Rosenthal says the discussions have involved a reliever going back to New York and observes that that Harvey and Brad Brach are projected for similar salaries in their final arbitration years which could make a financial match.

There have been a handful of Harvey rumors over the past couple of days, with a report coming out yesterday that the Mets have spoken with at least two teams about their fallen ace. Jon Heyman said today that the Rangers may have been one of those teams. Maybe the Orioles are the second or, perhaps, the third?

All if this has to be pretty deflating if you’re a Mets fan, given the promise and dominance Harvey showed before injuries waylaid him the past two seasons.
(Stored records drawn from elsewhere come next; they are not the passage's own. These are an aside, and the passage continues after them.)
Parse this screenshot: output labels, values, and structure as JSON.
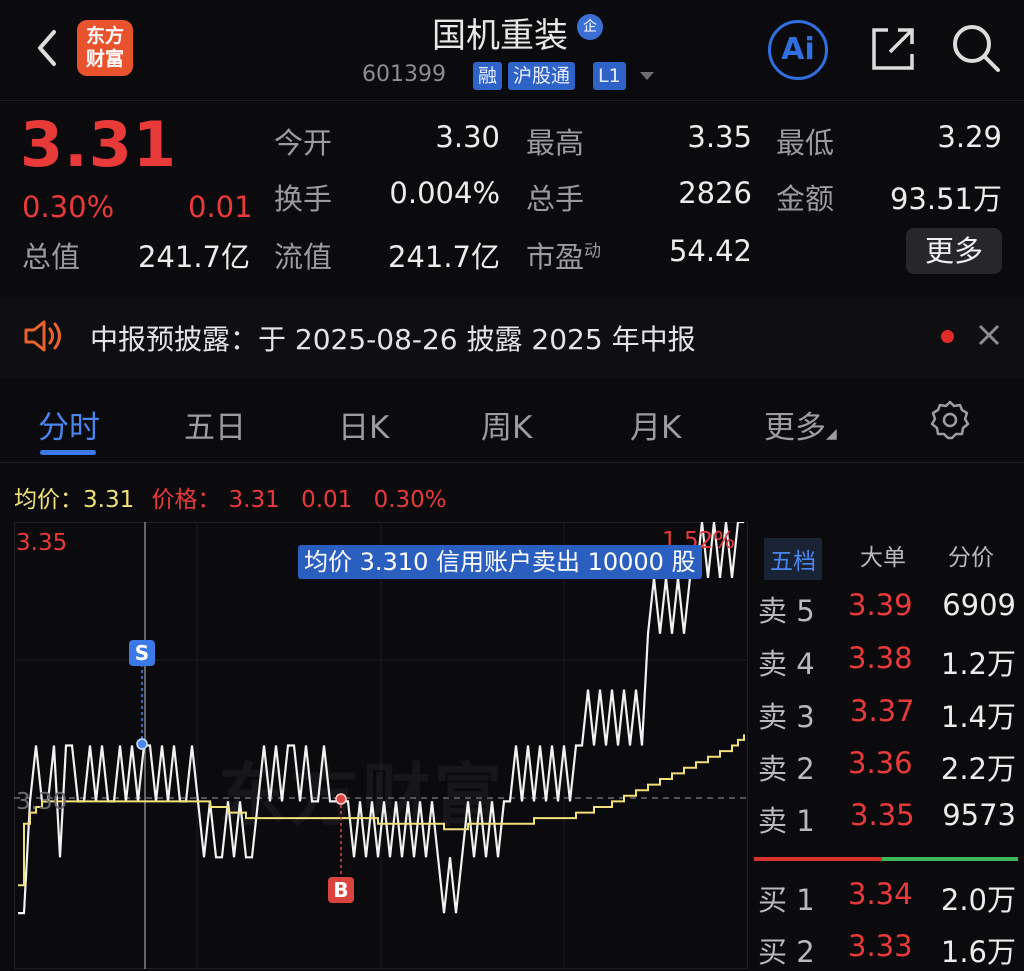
{
  "header": {
    "title": "国机重装",
    "title_badge": "企",
    "logo_line1": "东方",
    "logo_line2": "财富",
    "code": "601399",
    "tags": [
      "融",
      "沪股通",
      "L1"
    ],
    "ai_label": "Ai"
  },
  "quote": {
    "price": "3.31",
    "change_pct": "0.30%",
    "change_amt": "0.01",
    "fields": {
      "open_label": "今开",
      "open": "3.30",
      "high_label": "最高",
      "high": "3.35",
      "low_label": "最低",
      "low": "3.29",
      "turnover_label": "换手",
      "turnover": "0.004%",
      "volume_label": "总手",
      "volume": "2826",
      "amount_label": "金额",
      "amount": "93.51万",
      "mktcap_label": "总值",
      "mktcap": "241.7亿",
      "float_label": "流值",
      "float": "241.7亿",
      "pe_label": "市盈",
      "pe_sup": "动",
      "pe": "54.42"
    },
    "more_label": "更多"
  },
  "notice": {
    "text": "中报预披露：于 2025-08-26 披露 2025 年中报"
  },
  "tabs": [
    "分时",
    "五日",
    "日K",
    "周K",
    "月K",
    "更多"
  ],
  "info_row": {
    "avg_label": "均价：",
    "avg": "3.31",
    "price_label": "价格：",
    "price": "3.31",
    "chg": "0.01",
    "pct": "0.30%"
  },
  "chart": {
    "y_high_label": "3.35",
    "y_base_label": "3.30",
    "pct_label": "1.52%",
    "tooltip": "均价 3.310 信用账户卖出 10000 股",
    "watermark": "东方财富",
    "marker_sell": "S",
    "marker_buy": "B"
  },
  "chart_data": {
    "type": "line",
    "y_range": [
      3.28,
      3.36
    ],
    "base_price": 3.3,
    "series": [
      {
        "values": [
          3.29,
          3.29,
          3.31,
          3.32,
          3.31,
          3.31,
          3.32,
          3.3,
          3.32,
          3.32,
          3.31,
          3.31,
          3.32,
          3.31,
          3.32,
          3.31,
          3.31,
          3.32,
          3.31,
          3.32,
          3.31,
          3.32,
          3.32,
          3.31,
          3.32,
          3.31,
          3.32,
          3.31,
          3.31,
          3.32,
          3.31,
          3.3,
          3.31,
          3.3,
          3.3,
          3.31,
          3.3,
          3.31,
          3.3,
          3.3,
          3.31,
          3.32,
          3.31,
          3.32,
          3.31,
          3.32,
          3.32,
          3.31,
          3.32,
          3.31,
          3.31,
          3.32,
          3.31,
          3.31,
          3.31,
          3.31,
          3.3,
          3.31,
          3.3,
          3.31,
          3.3,
          3.31,
          3.3,
          3.31,
          3.3,
          3.31,
          3.3,
          3.31,
          3.3,
          3.31,
          3.3,
          3.29,
          3.3,
          3.29,
          3.3,
          3.31,
          3.3,
          3.31,
          3.3,
          3.31,
          3.3,
          3.31,
          3.31,
          3.32,
          3.31,
          3.32,
          3.31,
          3.32,
          3.31,
          3.32,
          3.31,
          3.32,
          3.31,
          3.32,
          3.32,
          3.33,
          3.32,
          3.33,
          3.32,
          3.33,
          3.32,
          3.33,
          3.32,
          3.33,
          3.32,
          3.34,
          3.35,
          3.34,
          3.35,
          3.34,
          3.35,
          3.34,
          3.35,
          3.35,
          3.36,
          3.35,
          3.36,
          3.35,
          3.36,
          3.35,
          3.36,
          3.36
        ]
      },
      {
        "values": [
          3.295,
          3.306,
          3.308,
          3.309,
          3.31,
          3.31,
          3.31,
          3.31,
          3.31,
          3.31,
          3.31,
          3.31,
          3.31,
          3.31,
          3.31,
          3.31,
          3.31,
          3.31,
          3.31,
          3.31,
          3.31,
          3.31,
          3.31,
          3.31,
          3.31,
          3.31,
          3.31,
          3.31,
          3.31,
          3.31,
          3.31,
          3.31,
          3.309,
          3.309,
          3.309,
          3.308,
          3.308,
          3.308,
          3.307,
          3.307,
          3.307,
          3.307,
          3.307,
          3.307,
          3.307,
          3.307,
          3.307,
          3.307,
          3.307,
          3.307,
          3.307,
          3.307,
          3.307,
          3.307,
          3.307,
          3.307,
          3.307,
          3.307,
          3.307,
          3.307,
          3.306,
          3.306,
          3.306,
          3.306,
          3.306,
          3.306,
          3.306,
          3.306,
          3.306,
          3.306,
          3.306,
          3.305,
          3.305,
          3.305,
          3.305,
          3.306,
          3.306,
          3.306,
          3.306,
          3.306,
          3.306,
          3.306,
          3.306,
          3.306,
          3.306,
          3.306,
          3.307,
          3.307,
          3.307,
          3.307,
          3.307,
          3.307,
          3.307,
          3.308,
          3.308,
          3.308,
          3.309,
          3.309,
          3.309,
          3.31,
          3.31,
          3.311,
          3.311,
          3.312,
          3.312,
          3.313,
          3.313,
          3.314,
          3.314,
          3.315,
          3.315,
          3.316,
          3.316,
          3.317,
          3.317,
          3.318,
          3.318,
          3.319,
          3.319,
          3.32,
          3.321,
          3.322
        ]
      }
    ]
  },
  "order_book": {
    "tabs": [
      "五档",
      "大单",
      "分价"
    ],
    "asks": [
      {
        "label": "卖",
        "level": "5",
        "price": "3.39",
        "vol": "6909"
      },
      {
        "label": "卖",
        "level": "4",
        "price": "3.38",
        "vol": "1.2万"
      },
      {
        "label": "卖",
        "level": "3",
        "price": "3.37",
        "vol": "1.4万"
      },
      {
        "label": "卖",
        "level": "2",
        "price": "3.36",
        "vol": "2.2万"
      },
      {
        "label": "卖",
        "level": "1",
        "price": "3.35",
        "vol": "9573"
      }
    ],
    "bids": [
      {
        "label": "买",
        "level": "1",
        "price": "3.34",
        "vol": "2.0万"
      },
      {
        "label": "买",
        "level": "2",
        "price": "3.33",
        "vol": "1.6万"
      }
    ]
  },
  "colors": {
    "up": "#e93a3a",
    "down": "#43c25a",
    "accent": "#3b79e8",
    "avg_line": "#f2e07a"
  }
}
Harvey is still just 28 but he made only 18 starts and one relief appearance last year, posting a 6.70 ERA with a 67/47 K/BB ratio in 92.2 innings.

If the Mets can’t find a trade partner this winter, they’ll clearly hope for him to rebound at least a little bit in 2018, allowing him to regain some trade value.